2) I believe that the founders of the USA believed in natural rights and thus our constitution cannot be properly interpreted without understanding natural rights
3) the rights recognized in the constitution can only be properly set forth in terms of scope and coverage by reference to natural rights as understood by the founders
Who cares what they believed? It only matters what can be demonstrated to be actually true. This leads to little more than founding father worship.2) I believe that the founders of the USA believed in natural rights and thus our constitution cannot be properly interpreted without understanding natural rights
As believed by the founders, not as understood. They had no more basis for declaring these things to actually exist in reality than modern libertarians do. It's all wishful thinking. It was wishful thinking then, it is wishful thinking now, and until someone comes up with actual evidence that these things have any real existence in the real world, rather than just being philosophical masturbation, they will continue to be wishful thinking into the future. Belief doesn't equate to truth. We keep asking for truth, all we keep getting is blind faith.3) the rights recognized in the constitution can only be properly set forth in terms of scope and coverage by reference to natural rights as understood by the founders
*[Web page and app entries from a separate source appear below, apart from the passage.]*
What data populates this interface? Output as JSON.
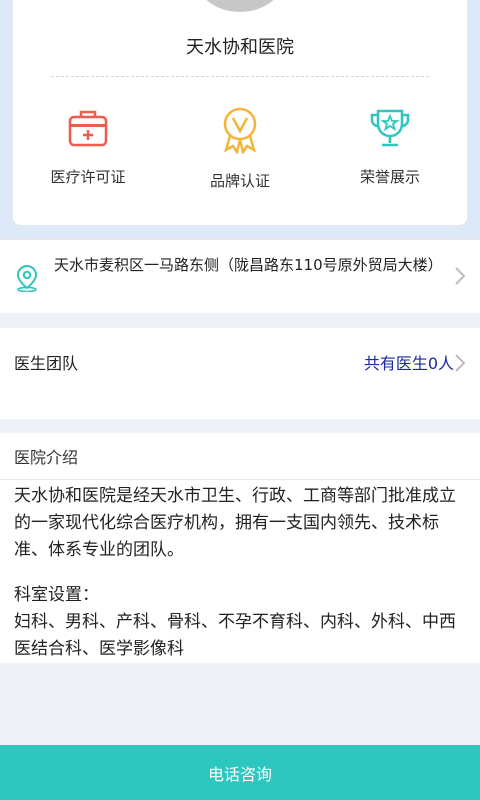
{
  "hospital": {
    "name": "天水协和医院"
  },
  "features": [
    {
      "label": "医疗许可证",
      "icon": "medical-kit-icon"
    },
    {
      "label": "品牌认证",
      "icon": "brand-medal-icon"
    },
    {
      "label": "荣誉展示",
      "icon": "trophy-icon"
    }
  ],
  "address": {
    "text": "天水市麦积区一马路东侧（陇昌路东110号原外贸局大楼）",
    "icon": "location-pin-icon"
  },
  "team": {
    "title": "医生团队",
    "count_label": "共有医生0人"
  },
  "intro": {
    "title": "医院介绍",
    "body": "天水协和医院是经天水市卫生、行政、工商等部门批准成立的一家现代化综合医疗机构，拥有一支国内领先、技术标准、体系专业的团队。",
    "departments_title": "科室设置：",
    "departments": "妇科、男科、产科、骨科、不孕不育科、内科、外科、中西医结合科、医学影像科"
  },
  "actions": {
    "call_label": "电话咨询"
  },
  "colors": {
    "accent": "#2ec7bf",
    "link": "#1a2a9c",
    "icon_red": "#ef5b4c",
    "icon_gold": "#f2b53a",
    "icon_teal": "#2ec7bf"
  }
}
It seems that if you have no natural rights, then effectively, you have no rights at all, only privileges. You therefore have no cause to complain when they are abused.
Yet abuse the rights of those who claim there are no such things and watch to see if they get upset. It is similar to those who claim that there is no universal morality, who will nonetheless get upset when you break in front of them in line, or steal their car. Quite quickly you will find that they appeal to a standard whose existence they deny.
“If we must have an enemy at the head of Government, let it be one whom we can oppose, and for whom we are not responsible, who will not involve our party in the disgrace of his foolish and bad measures.”
- Alexander Hamilton. Spiritual father of #NeverTrump
You have a way with words making that sound really deep. Well done. But truthfully, it it no way shape or form negates the reality that a belief in natural rights is simply a belief held because the believer opts to believe it. And lets be really truthful Fletch, even Jefferson who wrote that line about rights in the Declaration did not believe what he wrote and he knew it was only the equal of a public relations press release.
There are two novels that can change a bookish fourteen-year old's life: The Lord of the Rings and Atlas Shrugged. One is a childish fantasy that often engenders a lifelong obsession with its unbelievable heroes, leading to an emotionally stunted, socially crippled adulthood, unable to deal with the real world. The other, of course, involves orcs.... John Rogers
I do believe in human rights and civil rights, though, as those exist within social construts and not nature.